Two teenaged deer just bounded into my backyard, leaping for the sheer joy of it! When was the last time you bounded with joy toward anything? When was the last time you remember your kid truly, deeply, joyfully bounding forward?
It’s been a while for me. I’ve been sitting here stewing and worrying and wondering what all the troubling news news stories really mean for the students.
The headlines in the wild…
Affirmative Action is Dead!
Legacy Admission Bias is Alive!
The Rich Have Unfair Admission Advantages!
OMG enough already. We do not need all of these news blasts to tell us that money buys advantages for college admission and the rest of life.
I’m not dismissing the fallout that will surely impact all of our children. But the fallout hasn’t happened yet, and so I’m refocussing the conversation—for now, until we know more—back on those happy teenaged deer (not a scientifically sound observation, but not babies or full-grown or being chased, so I’m going with it).
The headlines I want to see…
Children are less anxious and depressed!
Teens care more about the meaning of their lives than their grades!
Our nation’s kids are experiencing sheer joy on a daily (hell, hourly) basis!
Why are teens so anxious and depressed?
Why aren’t our nation’s kids bounding joyfully, as is their right as children? Lynn Lyons, psychologist and anxiety guru (I genuflect), clarifies so much about one gargantuan reason in her podcast, High Anxiety & Good Grades: Our Toxic Achievement Culture.
Just listen. You’ll recognize yourself in it (I did), but before you beat yourself up (I did that too) about prioritizing outcomes over versions of “success” that are less externally focused, please keep listening. You’ll also recognize the noisy applause for results in our achievement culture. No wonder the message achieve, achieve, achieve has seeped into our brains, and our children’s.
What can we all do today to help our teenager?
Look, the truest, deepest felt, most repeated phrase parents utter is, “I just want my child to be happy.” In the thick of the college admissions process is exactly the right time to step back and reaffirm that value.
Let’s reward what we preach: mental health over achievement; joyful, fulfilled, meaningful bounding that will feel good over rote, meaningless grinding to achieve an outcome that will look good.
Let’s all post on social media, “My child is happy (or at least okay) today!” on a day when that’s true. You may not get as many “likes” as “My kid got into Yale!” but as a parent, which is more important to you, really and truly, forever and always? (That was rhetorical. I know everything you do is out of love for this creature who eats all your cookies and sleeps until noon whenever possible.)

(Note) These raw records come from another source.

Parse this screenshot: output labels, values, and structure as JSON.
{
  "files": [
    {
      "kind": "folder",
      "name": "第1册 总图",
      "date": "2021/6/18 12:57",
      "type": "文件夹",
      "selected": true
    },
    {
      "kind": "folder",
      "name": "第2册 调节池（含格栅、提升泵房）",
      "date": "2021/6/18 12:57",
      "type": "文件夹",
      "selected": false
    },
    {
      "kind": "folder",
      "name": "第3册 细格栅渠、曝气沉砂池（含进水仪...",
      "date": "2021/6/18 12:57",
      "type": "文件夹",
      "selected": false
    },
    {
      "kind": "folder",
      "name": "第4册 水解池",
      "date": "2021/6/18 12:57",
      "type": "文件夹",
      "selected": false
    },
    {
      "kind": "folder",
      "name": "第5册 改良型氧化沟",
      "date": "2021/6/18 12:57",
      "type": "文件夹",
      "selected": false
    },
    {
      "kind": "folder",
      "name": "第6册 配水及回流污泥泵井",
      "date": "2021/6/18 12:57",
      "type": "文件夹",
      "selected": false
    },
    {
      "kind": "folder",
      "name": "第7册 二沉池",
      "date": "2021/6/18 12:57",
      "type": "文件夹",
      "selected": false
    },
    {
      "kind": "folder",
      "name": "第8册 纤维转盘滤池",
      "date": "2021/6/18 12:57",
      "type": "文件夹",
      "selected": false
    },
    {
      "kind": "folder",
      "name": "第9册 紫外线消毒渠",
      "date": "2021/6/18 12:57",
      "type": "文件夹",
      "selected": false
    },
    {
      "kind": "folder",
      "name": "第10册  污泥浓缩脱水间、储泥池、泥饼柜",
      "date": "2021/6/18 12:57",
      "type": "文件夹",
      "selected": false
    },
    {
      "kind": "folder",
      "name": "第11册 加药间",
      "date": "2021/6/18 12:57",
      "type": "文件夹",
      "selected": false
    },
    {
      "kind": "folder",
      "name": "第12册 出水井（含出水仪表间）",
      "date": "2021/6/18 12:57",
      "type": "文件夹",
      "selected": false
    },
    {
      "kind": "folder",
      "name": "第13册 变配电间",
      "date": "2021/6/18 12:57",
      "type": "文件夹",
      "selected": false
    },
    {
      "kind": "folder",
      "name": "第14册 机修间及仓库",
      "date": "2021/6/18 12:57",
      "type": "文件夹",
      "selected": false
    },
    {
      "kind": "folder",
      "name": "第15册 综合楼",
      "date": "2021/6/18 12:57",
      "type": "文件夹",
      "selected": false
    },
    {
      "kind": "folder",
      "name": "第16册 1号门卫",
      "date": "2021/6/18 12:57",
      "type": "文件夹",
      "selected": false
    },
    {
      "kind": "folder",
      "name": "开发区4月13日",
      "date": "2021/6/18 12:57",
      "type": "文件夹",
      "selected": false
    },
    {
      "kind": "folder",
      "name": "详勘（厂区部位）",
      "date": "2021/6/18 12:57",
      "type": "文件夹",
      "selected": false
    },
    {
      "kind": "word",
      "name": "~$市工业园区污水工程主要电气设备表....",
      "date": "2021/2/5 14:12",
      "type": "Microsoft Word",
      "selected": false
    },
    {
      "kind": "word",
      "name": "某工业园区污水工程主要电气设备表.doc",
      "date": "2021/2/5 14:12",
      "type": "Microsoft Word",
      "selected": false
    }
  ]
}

Here’s what I did to help combat the insanity…
The achievement culture had dug its claws into me, too, I realized when I saw a Pew Research Study in 2019 sharing that Most U.S. Teens See Anxiety, Depression as a Major Problem Among Their Peers (and that was before the lockdown—latest CDC data reveals now it’s so much worse).
My book College Admissions Cracked: Saving Your Kid (and Yourself) From the Madness for parents was soon to be released, and I began dreaming up the Intrepid Applicant platform for students, to capture what I do one-on-one coaching teenagers as they write their college personal essay—all the empowerment, writing instruction, and self-reflective thinking—in a whimsical, accessible, but seriously effective way.
Please take advantage of all your child’s school has to offer for free, and then if your child doesn’t feel like an Intrepid Applicant just yet, come to IntrepidApplicant.com to infuse confidence and joy into an otherwise stressful part of college admissions.
An infusion of joy for you, my friend: Clap along if you feel like happiness is the truth!
This month, may you sip your favorite beverage on the porch at dusk, watching the firefly show. May you raft on a gushing river if you’re the adventurous sort. Whatever makes you bound with joy this summer, do it, and encourage your teenager toward moments of sheer, boundless joy, as well, to feed the soul rather than the troubling news headlines.